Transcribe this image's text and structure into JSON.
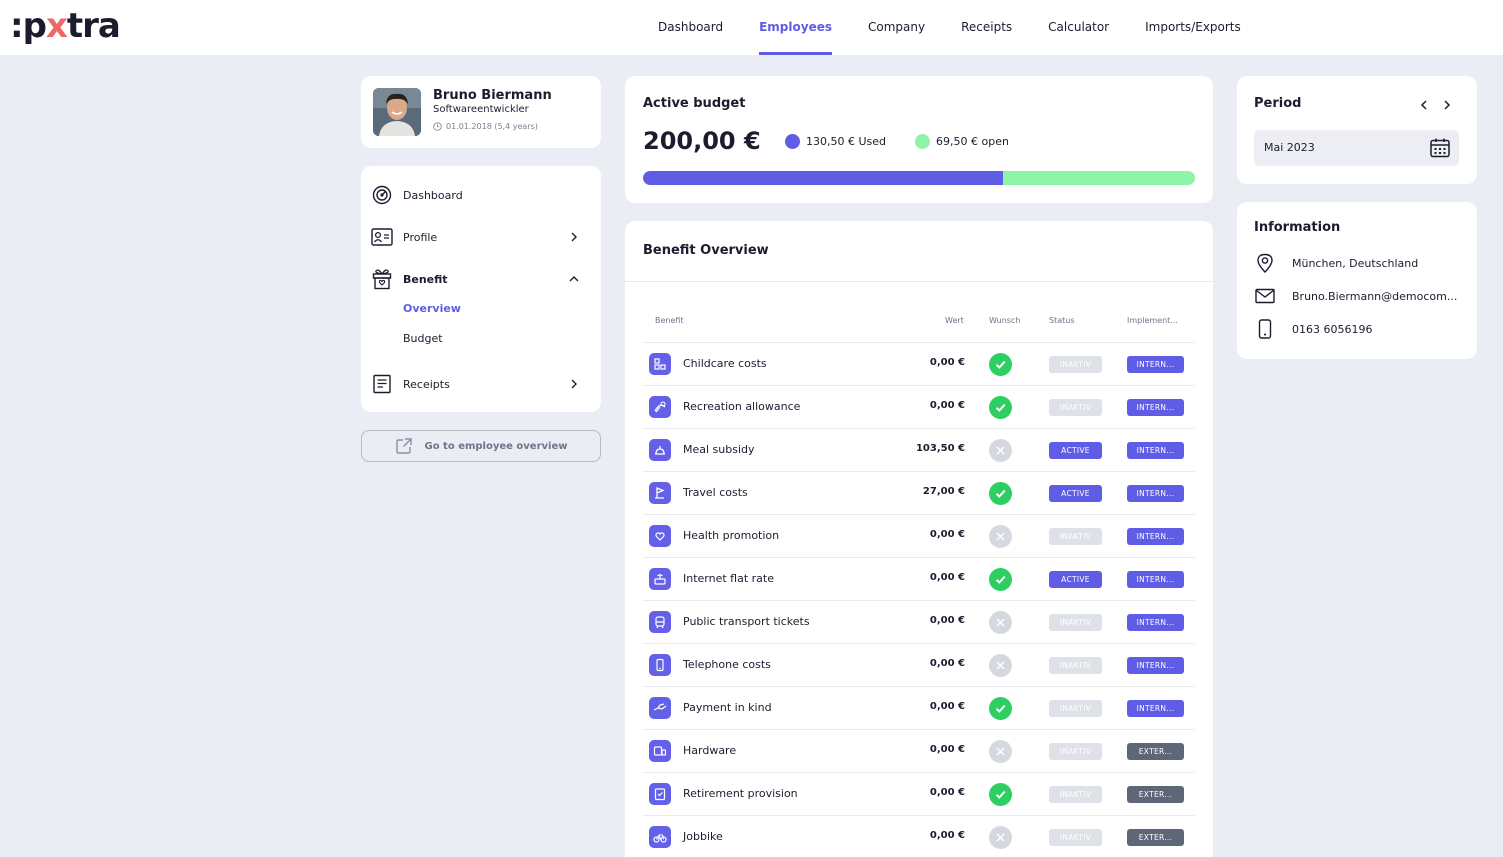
{
  "brand": {
    "logo_prefix": ":p",
    "logo_x": "x",
    "logo_suffix": "tra"
  },
  "nav": {
    "items": [
      "Dashboard",
      "Employees",
      "Company",
      "Receipts",
      "Calculator",
      "Imports/Exports"
    ],
    "active": "Employees"
  },
  "profile": {
    "name": "Bruno Biermann",
    "role": "Softwareentwickler",
    "since": "01.01.2018 (5,4 years)"
  },
  "menu": {
    "dashboard": "Dashboard",
    "profile": "Profile",
    "benefit": "Benefit",
    "overview": "Overview",
    "budget": "Budget",
    "receipts": "Receipts"
  },
  "employee_overview_button": "Go to employee overview",
  "budget": {
    "title": "Active budget",
    "total": "200,00 €",
    "used_label": "130,50 € Used",
    "open_label": "69,50 € open",
    "used_fraction": 0.6525,
    "used_color": "#5f5ce6",
    "open_color": "#8ff5a6"
  },
  "overview": {
    "title": "Benefit Overview",
    "columns": {
      "benefit": "Benefit",
      "value": "Wert",
      "wish": "Wunsch",
      "status": "Status",
      "impl": "Implement..."
    },
    "rows": [
      {
        "name": "Childcare costs",
        "value": "0,00 €",
        "wish": true,
        "status": "INAKTIV",
        "impl": "INTERN..."
      },
      {
        "name": "Recreation allowance",
        "value": "0,00 €",
        "wish": true,
        "status": "INAKTIV",
        "impl": "INTERN..."
      },
      {
        "name": "Meal subsidy",
        "value": "103,50 €",
        "wish": false,
        "status": "ACTIVE",
        "impl": "INTERN..."
      },
      {
        "name": "Travel costs",
        "value": "27,00 €",
        "wish": true,
        "status": "ACTIVE",
        "impl": "INTERN..."
      },
      {
        "name": "Health promotion",
        "value": "0,00 €",
        "wish": false,
        "status": "INAKTIV",
        "impl": "INTERN..."
      },
      {
        "name": "Internet flat rate",
        "value": "0,00 €",
        "wish": true,
        "status": "ACTIVE",
        "impl": "INTERN..."
      },
      {
        "name": "Public transport tickets",
        "value": "0,00 €",
        "wish": false,
        "status": "INAKTIV",
        "impl": "INTERN..."
      },
      {
        "name": "Telephone costs",
        "value": "0,00 €",
        "wish": false,
        "status": "INAKTIV",
        "impl": "INTERN..."
      },
      {
        "name": "Payment in kind",
        "value": "0,00 €",
        "wish": true,
        "status": "INAKTIV",
        "impl": "INTERN..."
      },
      {
        "name": "Hardware",
        "value": "0,00 €",
        "wish": false,
        "status": "INAKTIV",
        "impl": "EXTER..."
      },
      {
        "name": "Retirement provision",
        "value": "0,00 €",
        "wish": true,
        "status": "INAKTIV",
        "impl": "EXTER..."
      },
      {
        "name": "Jobbike",
        "value": "0,00 €",
        "wish": false,
        "status": "INAKTIV",
        "impl": "EXTER..."
      }
    ]
  },
  "period": {
    "title": "Period",
    "value": "Mai 2023"
  },
  "info": {
    "title": "Information",
    "location": "München, Deutschland",
    "email": "Bruno.Biermann@democom...",
    "phone": "0163 6056196"
  }
}
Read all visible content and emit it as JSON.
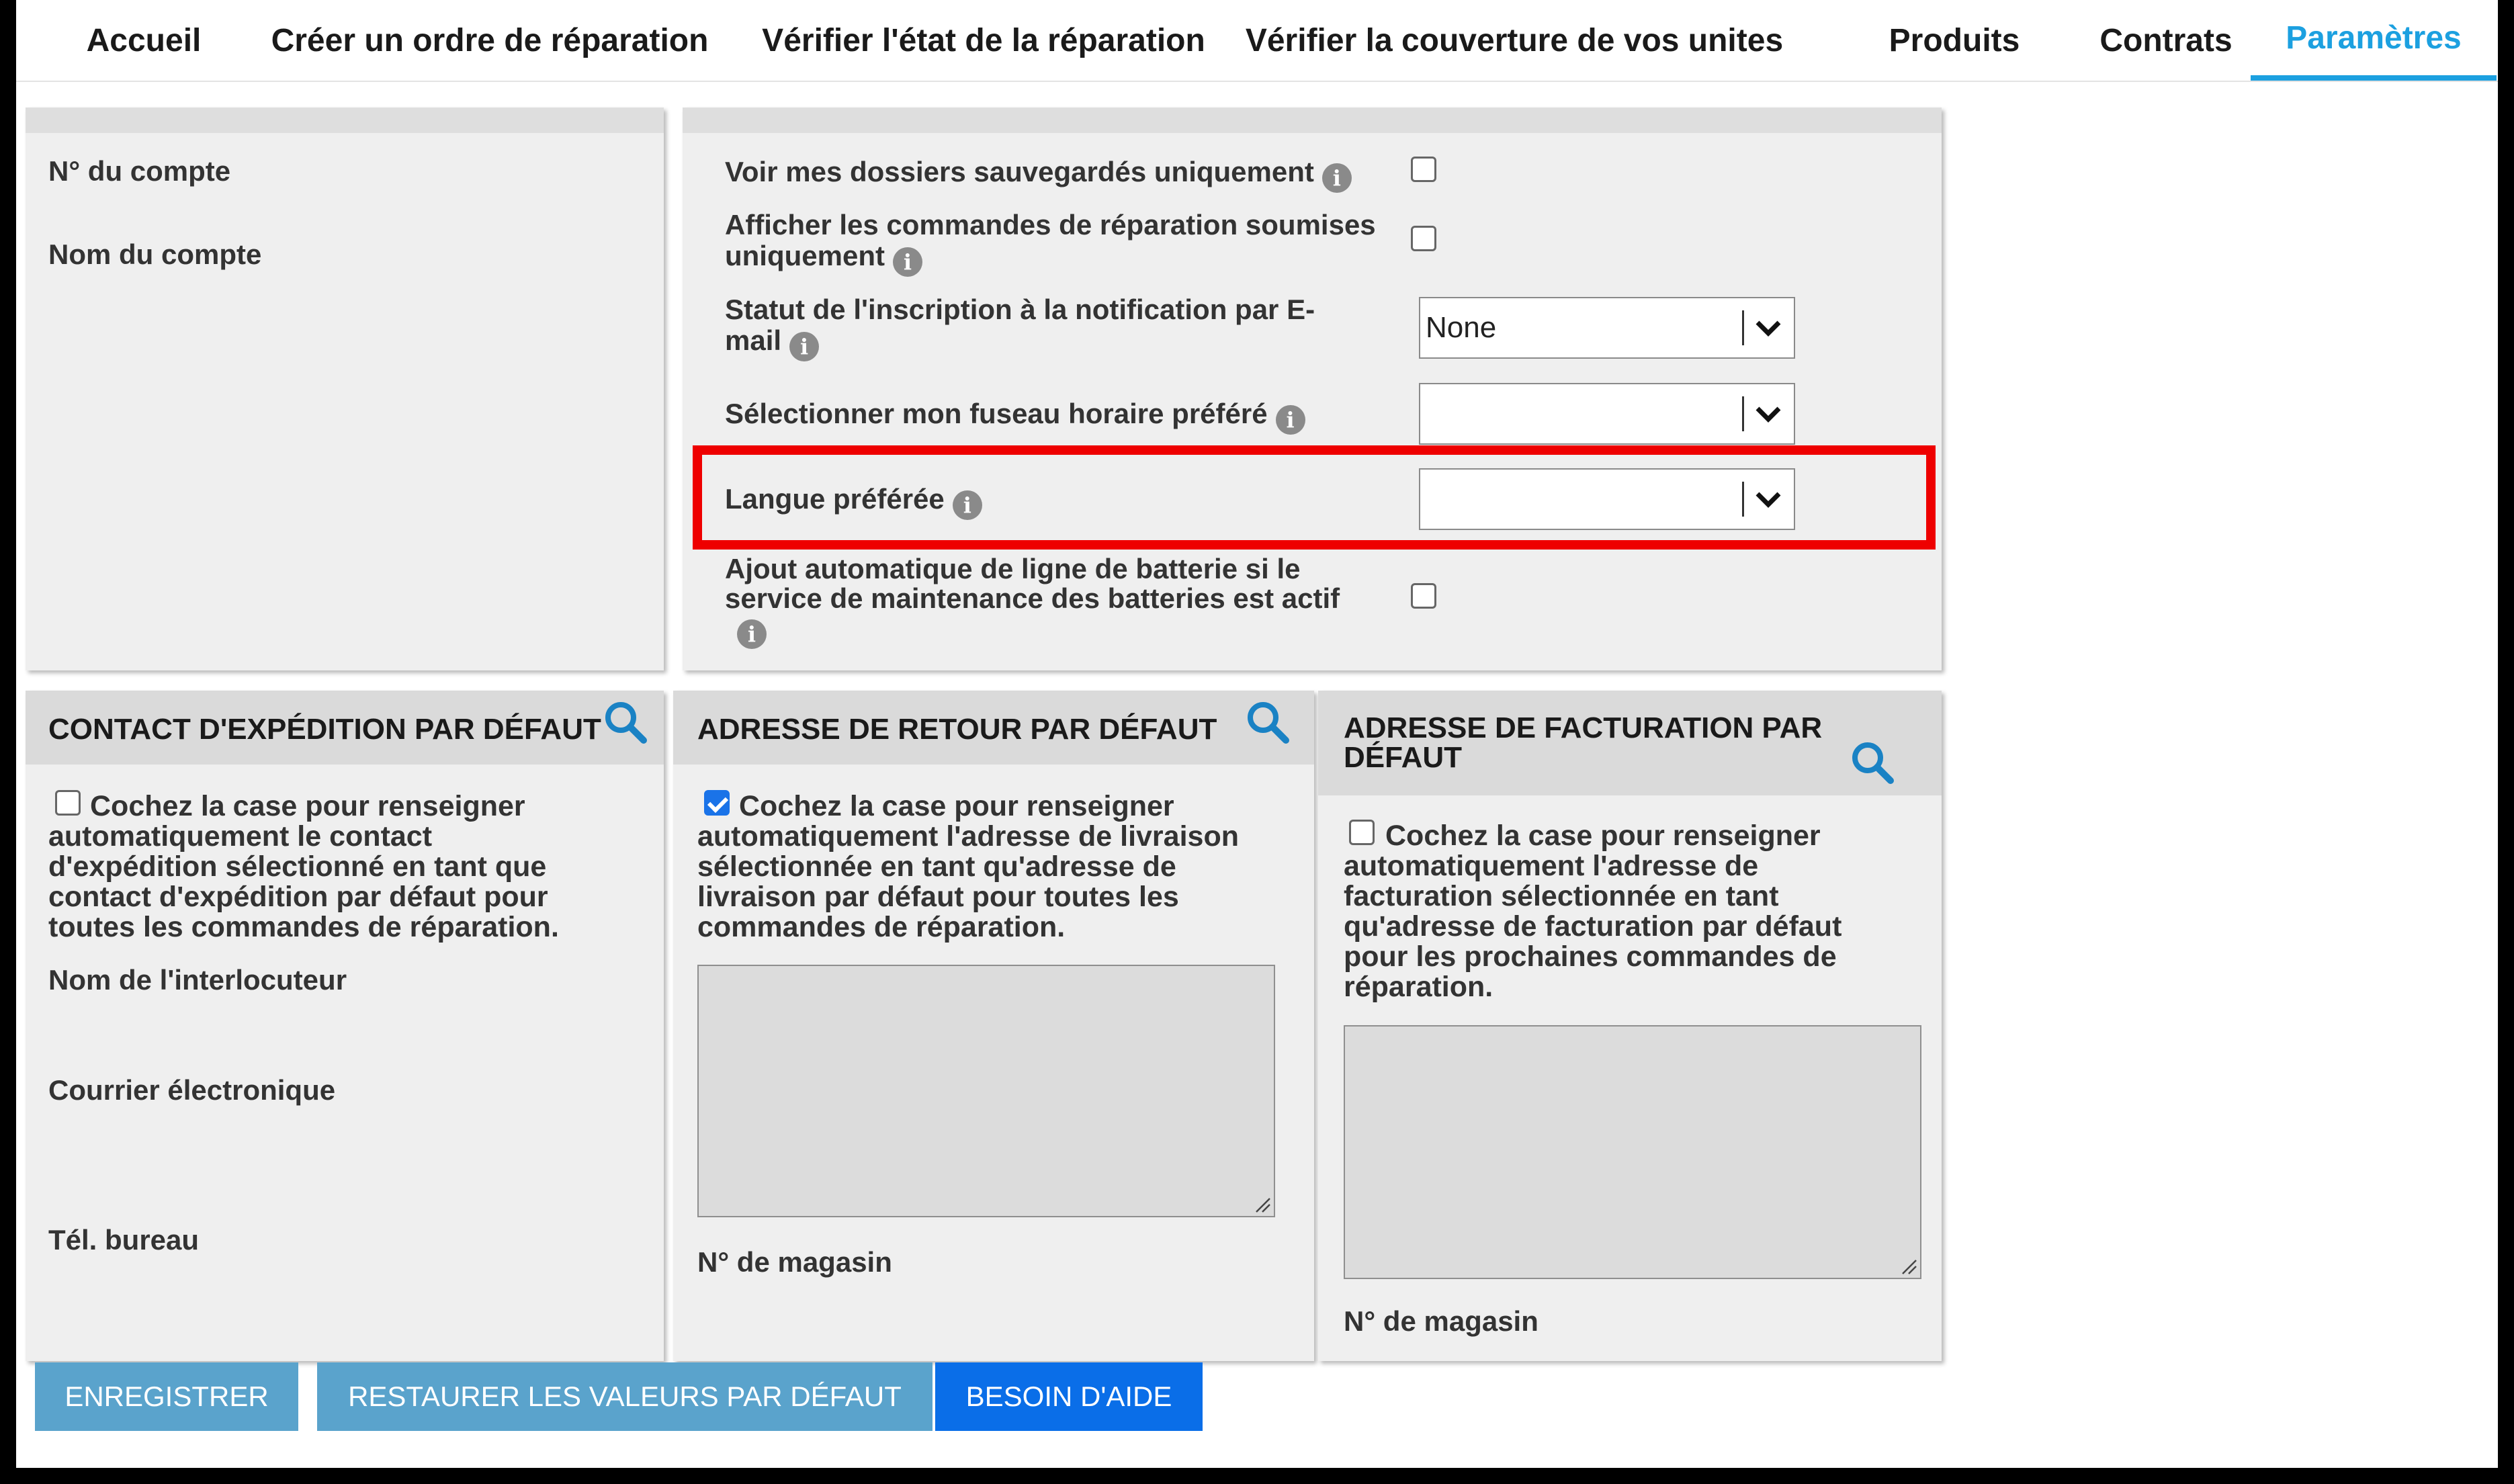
{
  "nav": {
    "tabs": [
      {
        "label": "Accueil"
      },
      {
        "label": "Créer un ordre de réparation"
      },
      {
        "label": "Vérifier l'état de la réparation"
      },
      {
        "label": "Vérifier la couverture de vos unites"
      },
      {
        "label": "Produits"
      },
      {
        "label": "Contrats"
      },
      {
        "label": "Paramètres",
        "active": true
      }
    ],
    "active_color": "#1ca0e0"
  },
  "account": {
    "number_label": "N° du compte",
    "name_label": "Nom du compte"
  },
  "preferences": {
    "saved_only_label": "Voir mes dossiers sauvegardés uniquement",
    "saved_only_checked": false,
    "submitted_only_line1": "Afficher les commandes de réparation soumises",
    "submitted_only_line2": "uniquement",
    "submitted_only_checked": false,
    "email_status_line1": "Statut de l'inscription à la notification par E-",
    "email_status_line2": "mail",
    "email_status_value": "None",
    "timezone_label": "Sélectionner mon fuseau horaire préféré",
    "timezone_value": "",
    "language_label": "Langue préférée",
    "language_value": "",
    "battery_line1": "Ajout automatique de ligne de batterie si le",
    "battery_line2": "service de maintenance des batteries est actif",
    "battery_checked": false,
    "info_icon_glyph": "i",
    "highlight_color": "#ee0000"
  },
  "shipping": {
    "title": "CONTACT D'EXPÉDITION PAR DÉFAUT",
    "checkbox_checked": false,
    "text_lines": [
      "Cochez la case pour renseigner",
      "automatiquement le contact",
      "d'expédition sélectionné en tant que",
      "contact d'expédition par défaut pour",
      "toutes les commandes de réparation."
    ],
    "contact_name_label": "Nom de l'interlocuteur",
    "email_label": "Courrier électronique",
    "phone_label": "Tél. bureau"
  },
  "return": {
    "title": "ADRESSE DE RETOUR PAR DÉFAUT",
    "checkbox_checked": true,
    "text_lines": [
      "Cochez la case pour renseigner",
      "automatiquement l'adresse de livraison",
      "sélectionnée en tant qu'adresse de",
      "livraison par défaut pour toutes les",
      "commandes de réparation."
    ],
    "address_value": "",
    "store_label": "N° de magasin"
  },
  "billing": {
    "title_line1": "ADRESSE DE FACTURATION PAR",
    "title_line2": "DÉFAUT",
    "checkbox_checked": false,
    "text_lines": [
      "Cochez la case pour renseigner",
      "automatiquement l'adresse de",
      "facturation sélectionnée en tant",
      "qu'adresse de facturation par défaut",
      "pour les prochaines commandes de",
      "réparation."
    ],
    "address_value": "",
    "store_label": "N° de magasin"
  },
  "actions": {
    "save": "ENREGISTRER",
    "restore": "RESTAURER LES VALEURS PAR DÉFAUT",
    "help": "BESOIN D'AIDE",
    "secondary_color": "#5aa3cc",
    "primary_color": "#0a6ee8"
  }
}
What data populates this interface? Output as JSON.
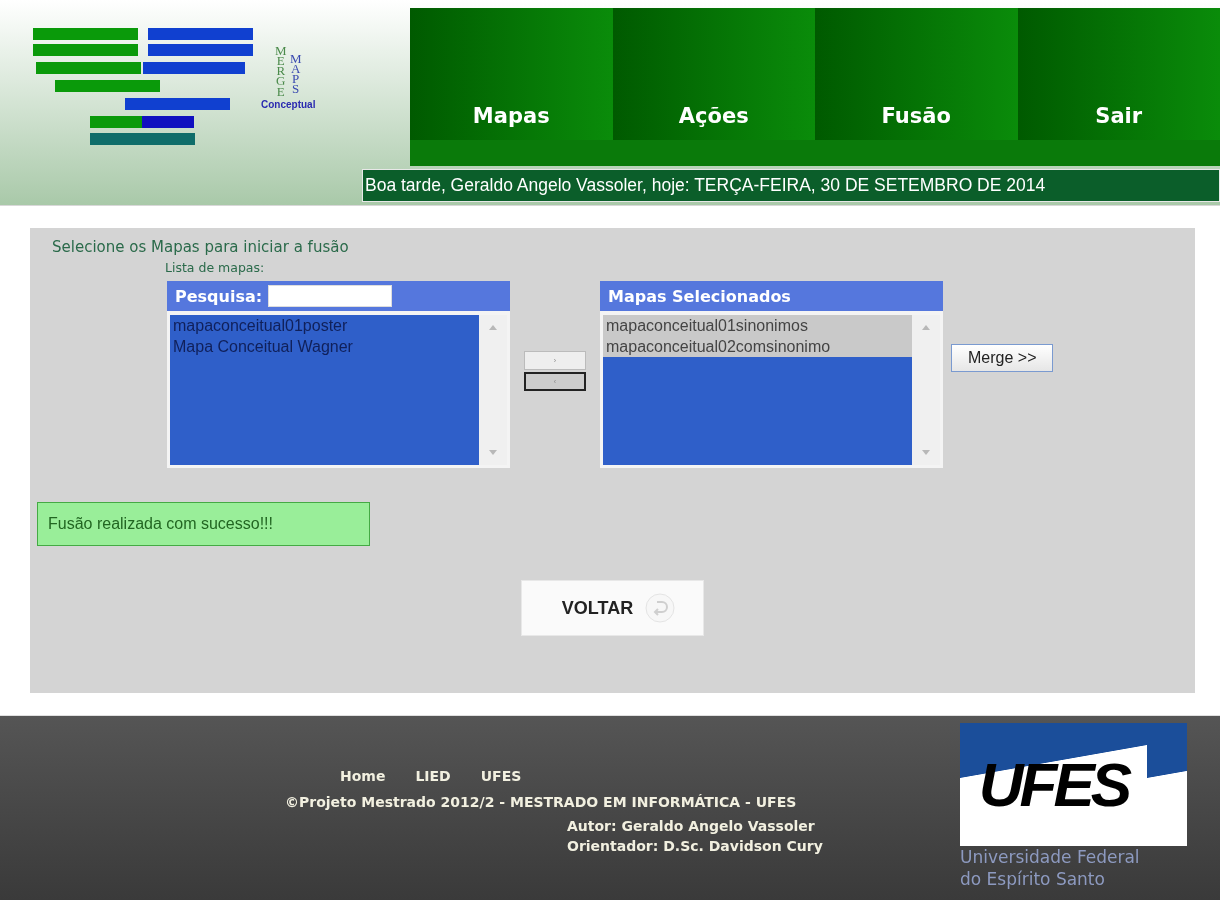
{
  "logo": {
    "word_1": "MERGE",
    "word_2": "MAPS",
    "subtitle": "Conceptual"
  },
  "nav": [
    {
      "label": "Mapas"
    },
    {
      "label": "Ações"
    },
    {
      "label": "Fusão"
    },
    {
      "label": "Sair"
    }
  ],
  "greeting": "Boa tarde, Geraldo Angelo Vassoler, hoje: TERÇA-FEIRA, 30 DE SETEMBRO DE 2014",
  "panel": {
    "title": "Selecione os Mapas para iniciar a fusão",
    "list_label": "Lista de mapas:",
    "source": {
      "search_label": "Pesquisa:",
      "items": [
        {
          "label": "mapaconceitual01poster",
          "selected": false
        },
        {
          "label": "Mapa Conceitual Wagner",
          "selected": false
        }
      ]
    },
    "move_buttons": [
      {
        "label": "›"
      },
      {
        "label": "‹"
      }
    ],
    "target": {
      "title": "Mapas Selecionados",
      "items": [
        {
          "label": "mapaconceitual01sinonimos",
          "selected": true
        },
        {
          "label": "mapaconceitual02comsinonimo",
          "selected": true
        }
      ]
    },
    "merge_button": "Merge >>",
    "message": "Fusão realizada com sucesso!!!",
    "back_button": "VOLTAR"
  },
  "footer": {
    "links": [
      "Home",
      "LIED",
      "UFES"
    ],
    "copyright": "©Projeto Mestrado 2012/2 - MESTRADO EM INFORMÁTICA - UFES",
    "author": "Autor: Geraldo Angelo Vassoler",
    "advisor": "Orientador: D.Sc. Davidson Cury",
    "ufes_logo": {
      "mark": "UFES",
      "line_1": "Universidade Federal",
      "line_2": "do Espírito Santo"
    }
  }
}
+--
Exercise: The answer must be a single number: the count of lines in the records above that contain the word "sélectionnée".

Answer box: 2